Entries from a dataset of interfaces:

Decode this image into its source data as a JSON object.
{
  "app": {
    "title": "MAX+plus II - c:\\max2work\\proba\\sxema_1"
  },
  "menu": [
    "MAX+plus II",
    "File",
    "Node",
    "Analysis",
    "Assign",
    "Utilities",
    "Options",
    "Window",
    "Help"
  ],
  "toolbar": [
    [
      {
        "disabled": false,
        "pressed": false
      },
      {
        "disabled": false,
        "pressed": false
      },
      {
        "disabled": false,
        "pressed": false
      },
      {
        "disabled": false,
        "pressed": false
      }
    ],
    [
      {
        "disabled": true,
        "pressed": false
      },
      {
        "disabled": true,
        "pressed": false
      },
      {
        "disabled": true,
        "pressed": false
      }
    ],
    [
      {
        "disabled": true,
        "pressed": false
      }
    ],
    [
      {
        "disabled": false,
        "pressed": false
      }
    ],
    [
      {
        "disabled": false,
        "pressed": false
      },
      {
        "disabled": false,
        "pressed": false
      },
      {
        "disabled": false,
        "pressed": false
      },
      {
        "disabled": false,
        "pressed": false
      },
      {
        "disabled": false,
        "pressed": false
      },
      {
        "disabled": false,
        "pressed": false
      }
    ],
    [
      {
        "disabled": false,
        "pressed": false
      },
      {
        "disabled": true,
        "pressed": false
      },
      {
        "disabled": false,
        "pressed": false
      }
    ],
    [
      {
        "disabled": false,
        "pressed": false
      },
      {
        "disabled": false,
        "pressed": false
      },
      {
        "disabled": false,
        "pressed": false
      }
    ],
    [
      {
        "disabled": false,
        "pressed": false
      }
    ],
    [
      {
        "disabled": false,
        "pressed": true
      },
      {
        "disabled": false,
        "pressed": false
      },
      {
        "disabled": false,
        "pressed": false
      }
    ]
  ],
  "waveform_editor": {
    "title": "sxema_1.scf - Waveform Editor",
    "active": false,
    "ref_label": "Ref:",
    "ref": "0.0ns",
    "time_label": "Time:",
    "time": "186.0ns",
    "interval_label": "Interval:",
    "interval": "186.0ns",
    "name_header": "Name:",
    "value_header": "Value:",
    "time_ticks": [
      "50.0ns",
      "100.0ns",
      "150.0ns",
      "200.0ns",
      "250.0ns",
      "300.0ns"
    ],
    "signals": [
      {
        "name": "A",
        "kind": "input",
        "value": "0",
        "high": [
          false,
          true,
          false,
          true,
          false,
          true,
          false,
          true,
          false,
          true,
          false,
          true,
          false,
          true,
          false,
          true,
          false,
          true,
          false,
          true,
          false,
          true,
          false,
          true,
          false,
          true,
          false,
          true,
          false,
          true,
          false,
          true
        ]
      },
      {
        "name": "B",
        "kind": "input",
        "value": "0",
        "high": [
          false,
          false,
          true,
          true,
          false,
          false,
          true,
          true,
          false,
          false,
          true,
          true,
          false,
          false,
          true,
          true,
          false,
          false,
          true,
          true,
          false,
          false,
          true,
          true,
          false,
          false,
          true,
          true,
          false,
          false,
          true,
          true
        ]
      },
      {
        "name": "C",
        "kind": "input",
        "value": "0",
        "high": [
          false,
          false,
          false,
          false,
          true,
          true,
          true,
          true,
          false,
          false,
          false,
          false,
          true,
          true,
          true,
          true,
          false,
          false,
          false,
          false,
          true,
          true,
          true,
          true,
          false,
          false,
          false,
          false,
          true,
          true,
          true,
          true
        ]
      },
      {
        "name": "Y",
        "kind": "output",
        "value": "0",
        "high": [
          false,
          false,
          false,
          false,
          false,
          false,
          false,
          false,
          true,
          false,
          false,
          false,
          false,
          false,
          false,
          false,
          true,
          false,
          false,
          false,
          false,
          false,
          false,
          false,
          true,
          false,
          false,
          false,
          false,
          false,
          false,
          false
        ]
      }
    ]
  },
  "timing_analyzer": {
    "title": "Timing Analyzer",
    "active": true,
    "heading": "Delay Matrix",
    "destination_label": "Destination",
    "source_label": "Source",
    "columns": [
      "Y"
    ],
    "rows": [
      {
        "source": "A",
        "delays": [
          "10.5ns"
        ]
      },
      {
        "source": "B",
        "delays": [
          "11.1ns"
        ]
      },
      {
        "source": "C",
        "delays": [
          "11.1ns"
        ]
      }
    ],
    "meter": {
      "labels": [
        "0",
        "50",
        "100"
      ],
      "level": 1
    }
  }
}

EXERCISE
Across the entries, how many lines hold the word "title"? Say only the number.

FINAL ANSWER
3